Claim Construction at the Patent Office: What is Reasonable?

By: Lisa Margonis


During examination of patent applications, the U.S. Patent & Trademark Office (USPTO) applies the “broadest reasonable interpretation” (“BRI”) standard to determine the meaning of claim terms.  See Phillips v. AWH Corp., 415 F.3d 1303, 1316 (Fed. Cir. 2005).  This same standard is applied to patents reviewed by the Patent Trial and Appeal Board (“PTAB”) during post-grant review.  37 C.F.R. §42.100(b).  More specifically, under the BRI standard, claims are construed to have a meaning consistent with the ordinary and customary meaning of the term, unless otherwise defined in the specification, and consistent with the meaning or usage within the specification and drawings as interpreted by one possessing ordinary skill in the art.  See Manual of Patent Examination & Procedure § 2111 [R-07.2015]; see also In re Am. Acad. of Sci. Tech.

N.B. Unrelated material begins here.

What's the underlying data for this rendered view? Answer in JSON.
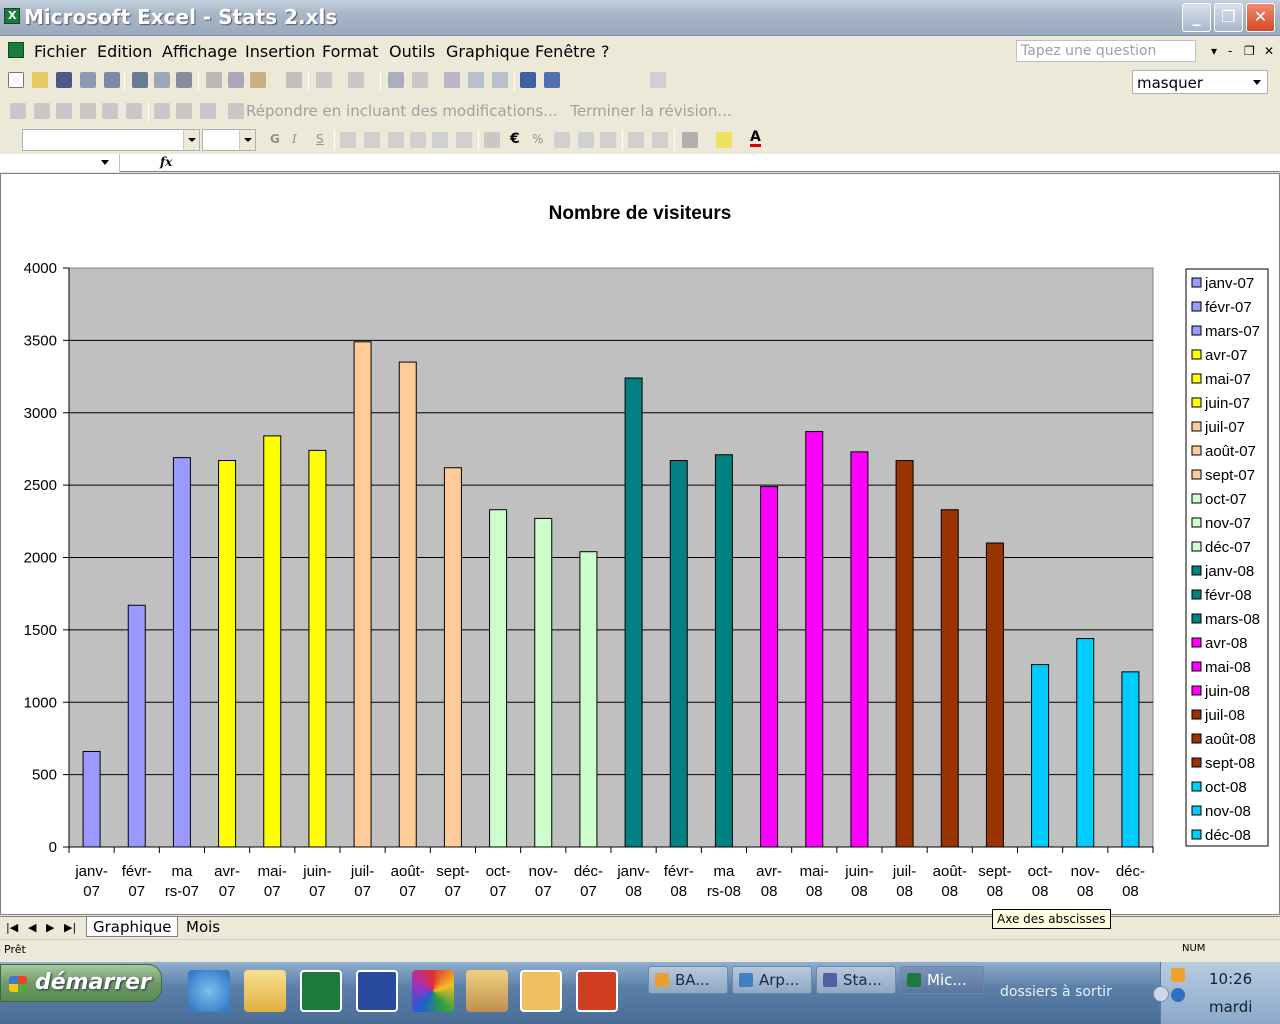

Ctr., 367 F.3d 1359, 1364 (Fed. Cir. 2004); In re Suitco Surface, Inc., 603 F.3d 1255, 1259, 94 USPQ2d 1640, 1643 (Fed. Cir. 2010); (Microsoft Corp. v. Proxy-conn, Inc., 789 F.3d 1292, 1298 (Fed. Cir. 2015).

A recent U.S. Federal Circuit case (In re Nuvasive, Inc.), while non-precedential, highlights the requirement that the construction of a claim must be tied to the specification.  This particular case focused on the meaning of the term “lateral” within the context of surgical methods along a lateral trans-psoas path.  In construing the claim, the PTAB relied on expert testimony from the inventor of a prior art patent that was relied on to find obviousness.  The prior art inventor’s testimony revealed the meaning of the term “lateral” within the context of his patent regarding a related, albeit different, surgical method.  The Federal Circuit found the PTAB’s interpretation of the term “lateral” unreasonably broad because it relied on testimony not tied to the specification of the patent at issue but rather to another patent and a different surgical method.  Moreover, the Court found that the specification of the patent at issue indicated that the proper scope of the term “lateral” was more restrictive than the PTAB’s construction.  Indeed, the Court found that “the Board’s construction seemingly drains the term of meaning in the claim phrase.”

In practice, examiners and the Board rely heavily on the BRI standard in providing the framework for anticipation and obviousness rejections.  While claims may not be construed to import limitations from the specification, the specification provides meaningful guidance regarding the meaning of claim terms.  This case emphasizes the need for a close review by patent practitioners of the PTO’s claim constructions to ensure that the interpretation is reasonable in breadth considering the specification.